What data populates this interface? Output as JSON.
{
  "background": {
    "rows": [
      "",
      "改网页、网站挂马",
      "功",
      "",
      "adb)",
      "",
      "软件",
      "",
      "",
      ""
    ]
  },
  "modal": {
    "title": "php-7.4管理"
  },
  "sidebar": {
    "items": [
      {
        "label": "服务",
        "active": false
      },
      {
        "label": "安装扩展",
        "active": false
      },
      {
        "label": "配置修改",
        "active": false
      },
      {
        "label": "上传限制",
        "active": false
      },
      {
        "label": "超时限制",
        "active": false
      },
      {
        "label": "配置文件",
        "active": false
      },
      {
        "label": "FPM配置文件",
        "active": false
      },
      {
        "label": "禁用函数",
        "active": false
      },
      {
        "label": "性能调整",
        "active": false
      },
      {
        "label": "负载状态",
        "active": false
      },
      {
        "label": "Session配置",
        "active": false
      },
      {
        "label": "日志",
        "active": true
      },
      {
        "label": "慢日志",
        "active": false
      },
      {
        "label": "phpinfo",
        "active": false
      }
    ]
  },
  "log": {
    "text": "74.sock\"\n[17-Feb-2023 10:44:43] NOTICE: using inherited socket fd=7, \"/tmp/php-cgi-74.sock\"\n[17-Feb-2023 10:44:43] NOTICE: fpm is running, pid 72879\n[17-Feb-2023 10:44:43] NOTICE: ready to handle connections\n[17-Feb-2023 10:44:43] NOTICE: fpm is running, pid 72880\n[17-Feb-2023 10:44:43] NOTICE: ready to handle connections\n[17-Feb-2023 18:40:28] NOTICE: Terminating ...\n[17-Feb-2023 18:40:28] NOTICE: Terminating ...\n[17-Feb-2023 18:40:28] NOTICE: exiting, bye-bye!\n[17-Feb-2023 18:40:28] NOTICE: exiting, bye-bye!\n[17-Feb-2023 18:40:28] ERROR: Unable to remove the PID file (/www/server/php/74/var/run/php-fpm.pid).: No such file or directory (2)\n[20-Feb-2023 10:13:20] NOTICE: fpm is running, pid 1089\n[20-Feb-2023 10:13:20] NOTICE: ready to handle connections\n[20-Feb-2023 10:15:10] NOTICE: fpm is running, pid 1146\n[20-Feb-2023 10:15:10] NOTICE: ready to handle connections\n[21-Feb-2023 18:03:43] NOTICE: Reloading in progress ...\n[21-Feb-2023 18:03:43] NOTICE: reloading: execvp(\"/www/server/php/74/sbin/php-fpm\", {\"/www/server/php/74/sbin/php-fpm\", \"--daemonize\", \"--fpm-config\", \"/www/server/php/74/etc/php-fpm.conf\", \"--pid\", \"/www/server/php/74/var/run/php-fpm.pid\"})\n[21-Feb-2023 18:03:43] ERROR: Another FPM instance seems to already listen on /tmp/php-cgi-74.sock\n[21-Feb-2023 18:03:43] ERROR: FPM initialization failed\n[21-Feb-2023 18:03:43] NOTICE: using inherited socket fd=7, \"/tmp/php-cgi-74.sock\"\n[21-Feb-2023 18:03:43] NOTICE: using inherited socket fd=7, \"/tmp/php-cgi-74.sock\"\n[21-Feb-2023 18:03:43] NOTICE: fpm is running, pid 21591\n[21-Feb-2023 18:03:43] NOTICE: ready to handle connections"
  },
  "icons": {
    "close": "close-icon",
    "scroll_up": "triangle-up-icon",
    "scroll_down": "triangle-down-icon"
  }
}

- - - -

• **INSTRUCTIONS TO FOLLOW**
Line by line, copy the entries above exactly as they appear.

• **TASK ANSWER**
What data populates this interface? Output as JSON.
{
  "background": {
    "rows": [
      "",
      "改网页、网站挂马",
      "功",
      "",
      "adb)",
      "",
      "软件",
      "",
      "",
      ""
    ]
  },
  "modal": {
    "title": "php-7.4管理"
  },
  "sidebar": {
    "items": [
      {
        "label": "服务",
        "active": false
      },
      {
        "label": "安装扩展",
        "active": false
      },
      {
        "label": "配置修改",
        "active": false
      },
      {
        "label": "上传限制",
        "active": false
      },
      {
        "label": "超时限制",
        "active": false
      },
      {
        "label": "配置文件",
        "active": false
      },
      {
        "label": "FPM配置文件",
        "active": false
      },
      {
        "label": "禁用函数",
        "active": false
      },
      {
        "label": "性能调整",
        "active": false
      },
      {
        "label": "负载状态",
        "active": false
      },
      {
        "label": "Session配置",
        "active": false
      },
      {
        "label": "日志",
        "active": true
      },
      {
        "label": "慢日志",
        "active": false
      },
      {
        "label": "phpinfo",
        "active": false
      }
    ]
  },
  "log": {
    "text": "74.sock\"\n[17-Feb-2023 10:44:43] NOTICE: using inherited socket fd=7, \"/tmp/php-cgi-74.sock\"\n[17-Feb-2023 10:44:43] NOTICE: fpm is running, pid 72879\n[17-Feb-2023 10:44:43] NOTICE: ready to handle connections\n[17-Feb-2023 10:44:43] NOTICE: fpm is running, pid 72880\n[17-Feb-2023 10:44:43] NOTICE: ready to handle connections\n[17-Feb-2023 18:40:28] NOTICE: Terminating ...\n[17-Feb-2023 18:40:28] NOTICE: Terminating ...\n[17-Feb-2023 18:40:28] NOTICE: exiting, bye-bye!\n[17-Feb-2023 18:40:28] NOTICE: exiting, bye-bye!\n[17-Feb-2023 18:40:28] ERROR: Unable to remove the PID file (/www/server/php/74/var/run/php-fpm.pid).: No such file or directory (2)\n[20-Feb-2023 10:13:20] NOTICE: fpm is running, pid 1089\n[20-Feb-2023 10:13:20] NOTICE: ready to handle connections\n[20-Feb-2023 10:15:10] NOTICE: fpm is running, pid 1146\n[20-Feb-2023 10:15:10] NOTICE: ready to handle connections\n[21-Feb-2023 18:03:43] NOTICE: Reloading in progress ...\n[21-Feb-2023 18:03:43] NOTICE: reloading: execvp(\"/www/server/php/74/sbin/php-fpm\", {\"/www/server/php/74/sbin/php-fpm\", \"--daemonize\", \"--fpm-config\", \"/www/server/php/74/etc/php-fpm.conf\", \"--pid\", \"/www/server/php/74/var/run/php-fpm.pid\"})\n[21-Feb-2023 18:03:43] ERROR: Another FPM instance seems to already listen on /tmp/php-cgi-74.sock\n[21-Feb-2023 18:03:43] ERROR: FPM initialization failed\n[21-Feb-2023 18:03:43] NOTICE: using inherited socket fd=7, \"/tmp/php-cgi-74.sock\"\n[21-Feb-2023 18:03:43] NOTICE: using inherited socket fd=7, \"/tmp/php-cgi-74.sock\"\n[21-Feb-2023 18:03:43] NOTICE: fpm is running, pid 21591\n[21-Feb-2023 18:03:43] NOTICE: ready to handle connections"
  },
  "icons": {
    "close": "close-icon",
    "scroll_up": "triangle-up-icon",
    "scroll_down": "triangle-down-icon"
  }
}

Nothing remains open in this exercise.